Four varieties of lettuce has been planted in the salad bed – Cimaron (above), Merlot (below), Brune d’Hiver, and Iceberg. Lettuce needs some heat to get started. That’s why everything was planted in place by mid September. The very fine seeds need well drained soil (seems like everything does) in a sunny location. It’s impossible to evenly space the seeds by hand so expect to do some thinning. Make sure to keep the soil moist but not soaking wet. The seeds seem to sprout in about a week.
When the lettuce is thinned, I plan to try to transplant the thinned plants to some bare spots in the salad bed. Either slugs or pill bugs have mowed down most of the iceberg. I have more seed but not enough warm days to replant. Perhaps in early spring more Iceberg can be sown.

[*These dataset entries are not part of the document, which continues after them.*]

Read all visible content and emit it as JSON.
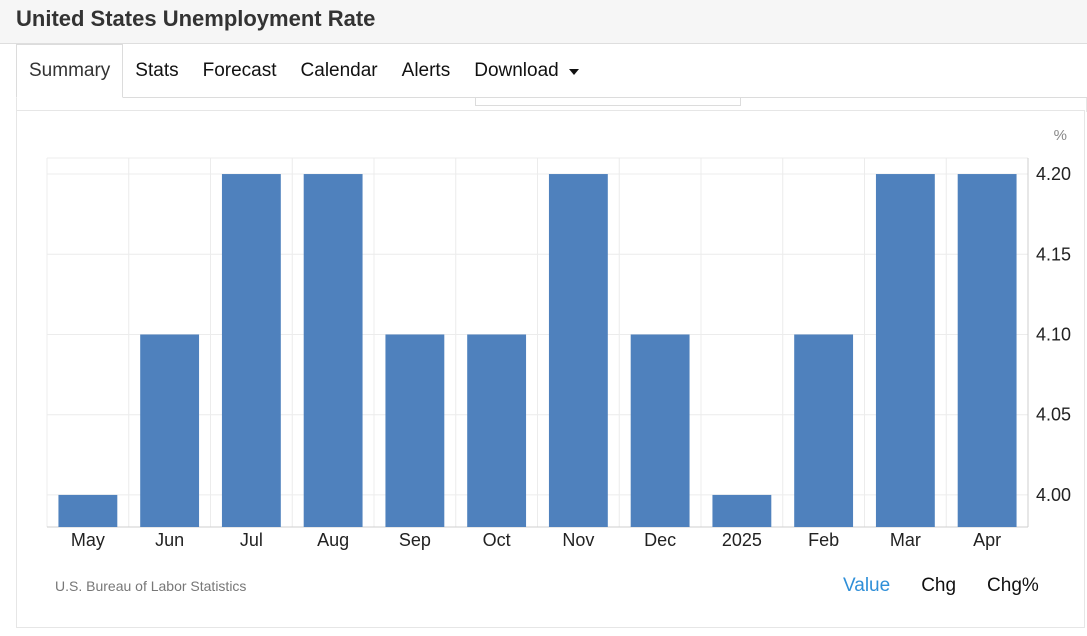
{
  "header": {
    "title": "United States Unemployment Rate"
  },
  "tabs": [
    {
      "label": "Summary",
      "active": true
    },
    {
      "label": "Stats"
    },
    {
      "label": "Forecast"
    },
    {
      "label": "Calendar"
    },
    {
      "label": "Alerts"
    },
    {
      "label": "Download",
      "dropdown": true
    }
  ],
  "colors": {
    "bar": "#4f81bd",
    "grid": "#ececec",
    "active_toggle": "#2f8fd8"
  },
  "chart_data": {
    "type": "bar",
    "unit": "%",
    "categories": [
      "May",
      "Jun",
      "Jul",
      "Aug",
      "Sep",
      "Oct",
      "Nov",
      "Dec",
      "2025",
      "Feb",
      "Mar",
      "Apr"
    ],
    "values": [
      4.0,
      4.1,
      4.2,
      4.2,
      4.1,
      4.1,
      4.2,
      4.1,
      4.0,
      4.1,
      4.2,
      4.2
    ],
    "ylim": [
      3.98,
      4.21
    ],
    "yticks": [
      4.0,
      4.05,
      4.1,
      4.15,
      4.2
    ],
    "ytick_labels": [
      "4.00",
      "4.05",
      "4.10",
      "4.15",
      "4.20"
    ],
    "y_axis_side": "right",
    "grid": true
  },
  "footer": {
    "source": "U.S. Bureau of Labor Statistics",
    "toggles": [
      {
        "label": "Value",
        "active": true
      },
      {
        "label": "Chg"
      },
      {
        "label": "Chg%"
      }
    ]
  }
}
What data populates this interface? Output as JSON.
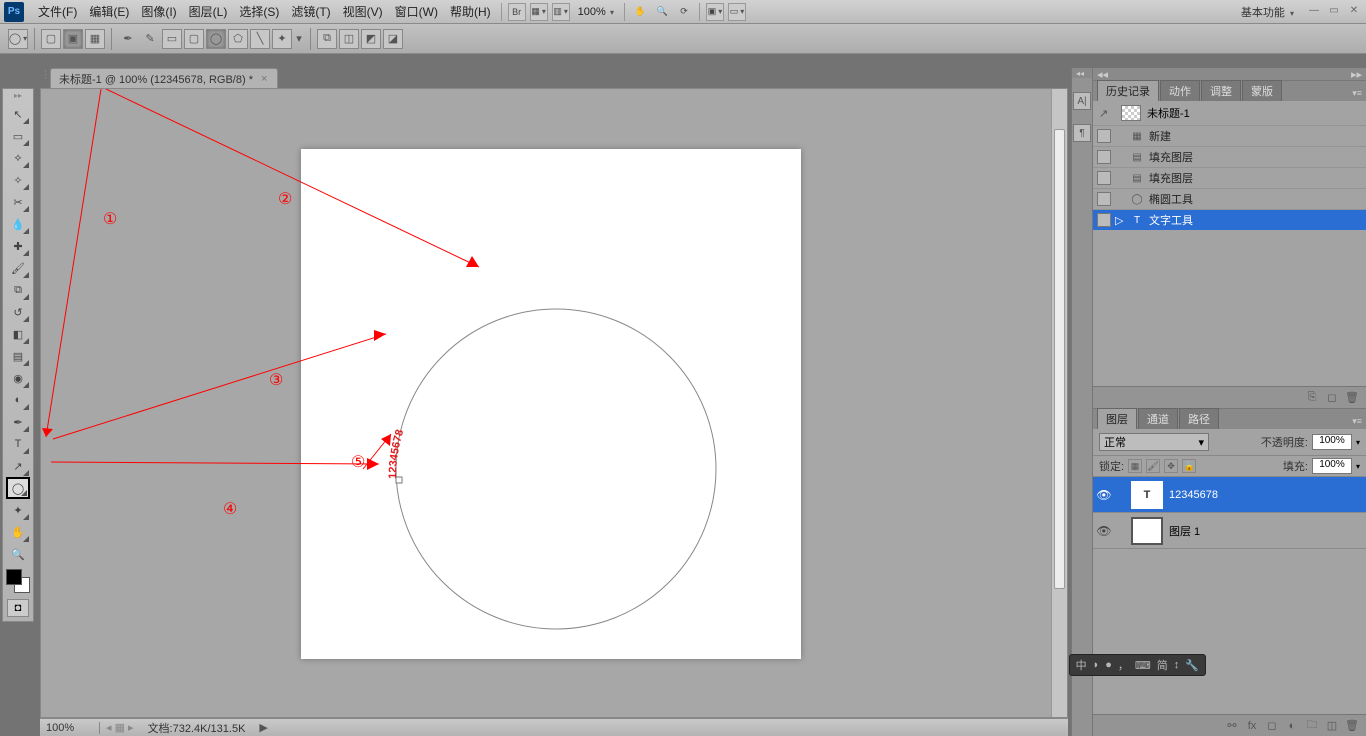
{
  "menubar": {
    "items": [
      "文件(F)",
      "编辑(E)",
      "图像(I)",
      "图层(L)",
      "选择(S)",
      "滤镜(T)",
      "视图(V)",
      "窗口(W)",
      "帮助(H)"
    ],
    "zoom": "100%",
    "workspace": "基本功能"
  },
  "docTab": {
    "label": "未标题-1 @ 100% (12345678, RGB/8) *"
  },
  "canvas": {
    "pathText": "12345678"
  },
  "annotations": {
    "labels": [
      "①",
      "②",
      "③",
      "④",
      "⑤"
    ]
  },
  "history": {
    "tabs": [
      "历史记录",
      "动作",
      "调整",
      "蒙版"
    ],
    "docName": "未标题-1",
    "items": [
      {
        "icon": "new",
        "label": "新建"
      },
      {
        "icon": "fill",
        "label": "填充图层"
      },
      {
        "icon": "fill",
        "label": "填充图层"
      },
      {
        "icon": "ellipse",
        "label": "椭圆工具"
      },
      {
        "icon": "type",
        "label": "文字工具"
      }
    ],
    "selectedIndex": 4
  },
  "layers": {
    "tabs": [
      "图层",
      "通道",
      "路径"
    ],
    "blendMode": "正常",
    "opacityLabel": "不透明度:",
    "opacityVal": "100%",
    "lockLabel": "锁定:",
    "fillLabel": "填充:",
    "fillVal": "100%",
    "items": [
      {
        "name": "12345678",
        "thumb": "T",
        "selected": true
      },
      {
        "name": "图层 1",
        "thumb": "",
        "selected": false
      }
    ]
  },
  "status": {
    "zoom": "100%",
    "doc": "文档:732.4K/131.5K"
  },
  "ime": {
    "parts": [
      "中",
      "",
      "",
      "，",
      "简",
      ""
    ]
  },
  "collapse": {
    "icons": [
      "A|",
      "¶"
    ]
  }
}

From left to right (east to west) here’s what’s growing:
- Iceberg Lettuce and White Lisbon Bunching Onions
- Brue d’Hiver Lettuce and White Lisbon Bunching Onions
- Jaune Pailles Des Vertus Onions
- He-Shi-Ko Bunching Onions and Juane D’Or Ovale Radishes
- Craupaudine Beets
- Cimaron Lettuce
- Watermelon Radishes
- Merlot Lettuce
In bed #1 where the Iceberg has been hit by a Titanic pest event, bunching onions have been planted to help repel those boogers. See the stakes laid out to keep garden kitties off?
The bed is framed with Lettuce Leaf Basil, strawberries, and Stevia. The Stevia isn’t doing a thing; so I believe I’ll thin the strawberries into the vacant spots.
I’ve never harvested lettuce by just removing the leaves that I need and keeping the plant in the ground to continue to grow. My harvesting style was more Salinas in nature where the entire head gave its life all at once. I’ll try the leaf-at-a-time method to try to lengthen the growing season.
Any favorite salad dressing recipes?